Whatever the records say, set them down exactly.

===== MATERIAL PROVIDED =====

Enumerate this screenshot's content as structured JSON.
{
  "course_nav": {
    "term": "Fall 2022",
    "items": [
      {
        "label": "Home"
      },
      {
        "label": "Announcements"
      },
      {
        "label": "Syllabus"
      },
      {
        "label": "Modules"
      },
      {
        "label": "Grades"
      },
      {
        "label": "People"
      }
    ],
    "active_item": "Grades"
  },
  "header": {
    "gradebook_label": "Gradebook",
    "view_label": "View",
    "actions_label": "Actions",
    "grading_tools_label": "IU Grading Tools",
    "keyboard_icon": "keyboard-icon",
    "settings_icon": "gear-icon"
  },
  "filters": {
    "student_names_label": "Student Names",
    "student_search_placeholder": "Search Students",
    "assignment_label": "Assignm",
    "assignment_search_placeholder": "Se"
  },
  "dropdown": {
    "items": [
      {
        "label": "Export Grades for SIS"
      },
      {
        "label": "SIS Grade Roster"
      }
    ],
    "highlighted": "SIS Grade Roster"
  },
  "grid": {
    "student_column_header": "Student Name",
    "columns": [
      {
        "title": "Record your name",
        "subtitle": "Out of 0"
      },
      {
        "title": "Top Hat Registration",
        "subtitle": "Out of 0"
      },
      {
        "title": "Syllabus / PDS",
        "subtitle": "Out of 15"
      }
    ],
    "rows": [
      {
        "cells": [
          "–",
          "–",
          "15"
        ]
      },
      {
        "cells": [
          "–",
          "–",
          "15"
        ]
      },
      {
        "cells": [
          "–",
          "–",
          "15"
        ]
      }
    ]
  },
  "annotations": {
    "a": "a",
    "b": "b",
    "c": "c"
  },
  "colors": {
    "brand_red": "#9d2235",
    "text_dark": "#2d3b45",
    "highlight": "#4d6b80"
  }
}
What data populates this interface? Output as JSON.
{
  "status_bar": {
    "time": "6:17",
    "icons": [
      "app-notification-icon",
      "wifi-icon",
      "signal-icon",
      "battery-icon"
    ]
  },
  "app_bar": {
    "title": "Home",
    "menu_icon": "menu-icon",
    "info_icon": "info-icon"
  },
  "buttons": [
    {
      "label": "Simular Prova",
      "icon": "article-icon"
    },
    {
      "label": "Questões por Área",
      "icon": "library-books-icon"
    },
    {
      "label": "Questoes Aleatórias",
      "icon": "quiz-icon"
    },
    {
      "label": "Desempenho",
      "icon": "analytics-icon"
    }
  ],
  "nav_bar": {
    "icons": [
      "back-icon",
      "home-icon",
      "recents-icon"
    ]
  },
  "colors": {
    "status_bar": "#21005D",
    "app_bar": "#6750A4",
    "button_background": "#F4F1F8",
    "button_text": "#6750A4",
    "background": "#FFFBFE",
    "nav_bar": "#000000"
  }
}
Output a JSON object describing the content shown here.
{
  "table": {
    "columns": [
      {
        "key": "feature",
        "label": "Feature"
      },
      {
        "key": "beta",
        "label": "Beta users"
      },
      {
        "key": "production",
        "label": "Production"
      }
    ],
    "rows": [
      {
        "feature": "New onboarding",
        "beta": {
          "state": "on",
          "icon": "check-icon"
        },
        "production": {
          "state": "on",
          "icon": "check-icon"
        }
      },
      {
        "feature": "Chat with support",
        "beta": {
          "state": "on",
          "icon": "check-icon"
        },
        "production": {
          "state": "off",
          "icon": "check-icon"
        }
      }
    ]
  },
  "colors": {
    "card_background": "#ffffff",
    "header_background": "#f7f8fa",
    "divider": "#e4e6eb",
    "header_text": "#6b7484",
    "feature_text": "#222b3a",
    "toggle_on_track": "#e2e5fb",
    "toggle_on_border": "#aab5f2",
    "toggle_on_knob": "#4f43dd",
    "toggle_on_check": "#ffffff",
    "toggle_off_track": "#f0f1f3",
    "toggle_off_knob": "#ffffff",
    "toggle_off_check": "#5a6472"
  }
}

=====

ANSWER SECTION
Enumerate this screenshot's content as structured JSON.
{
  "course_nav": {
    "term": "Fall 2022",
    "items": [
      {
        "label": "Home"
      },
      {
        "label": "Announcements"
      },
      {
        "label": "Syllabus"
      },
      {
        "label": "Modules"
      },
      {
        "label": "Grades"
      },
      {
        "label": "People"
      }
    ],
    "active_item": "Grades"
  },
  "header": {
    "gradebook_label": "Gradebook",
    "view_label": "View",
    "actions_label": "Actions",
    "grading_tools_label": "IU Grading Tools",
    "keyboard_icon": "keyboard-icon",
    "settings_icon": "gear-icon"
  },
  "filters": {
    "student_names_label": "Student Names",
    "student_search_placeholder": "Search Students",
    "assignment_label": "Assignm",
    "assignment_search_placeholder": "Se"
  },
  "dropdown": {
    "items": [
      {
        "label": "Export Grades for SIS"
      },
      {
        "label": "SIS Grade Roster"
      }
    ],
    "highlighted": "SIS Grade Roster"
  },
  "grid": {
    "student_column_header": "Student Name",
    "columns": [
      {
        "title": "Record your name",
        "subtitle": "Out of 0"
      },
      {
        "title": "Top Hat Registration",
        "subtitle": "Out of 0"
      },
      {
        "title": "Syllabus / PDS",
        "subtitle": "Out of 15"
      }
    ],
    "rows": [
      {
        "cells": [
          "–",
          "–",
          "15"
        ]
      },
      {
        "cells": [
          "–",
          "–",
          "15"
        ]
      },
      {
        "cells": [
          "–",
          "–",
          "15"
        ]
      }
    ]
  },
  "annotations": {
    "a": "a",
    "b": "b",
    "c": "c"
  },
  "colors": {
    "brand_red": "#9d2235",
    "text_dark": "#2d3b45",
    "highlight": "#4d6b80"
  }
}
What data populates this interface? Output as JSON.
{
  "status_bar": {
    "time": "6:17",
    "icons": [
      "app-notification-icon",
      "wifi-icon",
      "signal-icon",
      "battery-icon"
    ]
  },
  "app_bar": {
    "title": "Home",
    "menu_icon": "menu-icon",
    "info_icon": "info-icon"
  },
  "buttons": [
    {
      "label": "Simular Prova",
      "icon": "article-icon"
    },
    {
      "label": "Questões por Área",
      "icon": "library-books-icon"
    },
    {
      "label": "Questoes Aleatórias",
      "icon": "quiz-icon"
    },
    {
      "label": "Desempenho",
      "icon": "analytics-icon"
    }
  ],
  "nav_bar": {
    "icons": [
      "back-icon",
      "home-icon",
      "recents-icon"
    ]
  },
  "colors": {
    "status_bar": "#21005D",
    "app_bar": "#6750A4",
    "button_background": "#F4F1F8",
    "button_text": "#6750A4",
    "background": "#FFFBFE",
    "nav_bar": "#000000"
  }
}
Output a JSON object describing the content shown here.
{
  "table": {
    "columns": [
      {
        "key": "feature",
        "label": "Feature"
      },
      {
        "key": "beta",
        "label": "Beta users"
      },
      {
        "key": "production",
        "label": "Production"
      }
    ],
    "rows": [
      {
        "feature": "New onboarding",
        "beta": {
          "state": "on",
          "icon": "check-icon"
        },
        "production": {
          "state": "on",
          "icon": "check-icon"
        }
      },
      {
        "feature": "Chat with support",
        "beta": {
          "state": "on",
          "icon": "check-icon"
        },
        "production": {
          "state": "off",
          "icon": "check-icon"
        }
      }
    ]
  },
  "colors": {
    "card_background": "#ffffff",
    "header_background": "#f7f8fa",
    "divider": "#e4e6eb",
    "header_text": "#6b7484",
    "feature_text": "#222b3a",
    "toggle_on_track": "#e2e5fb",
    "toggle_on_border": "#aab5f2",
    "toggle_on_knob": "#4f43dd",
    "toggle_on_check": "#ffffff",
    "toggle_off_track": "#f0f1f3",
    "toggle_off_knob": "#ffffff",
    "toggle_off_check": "#5a6472"
  }
}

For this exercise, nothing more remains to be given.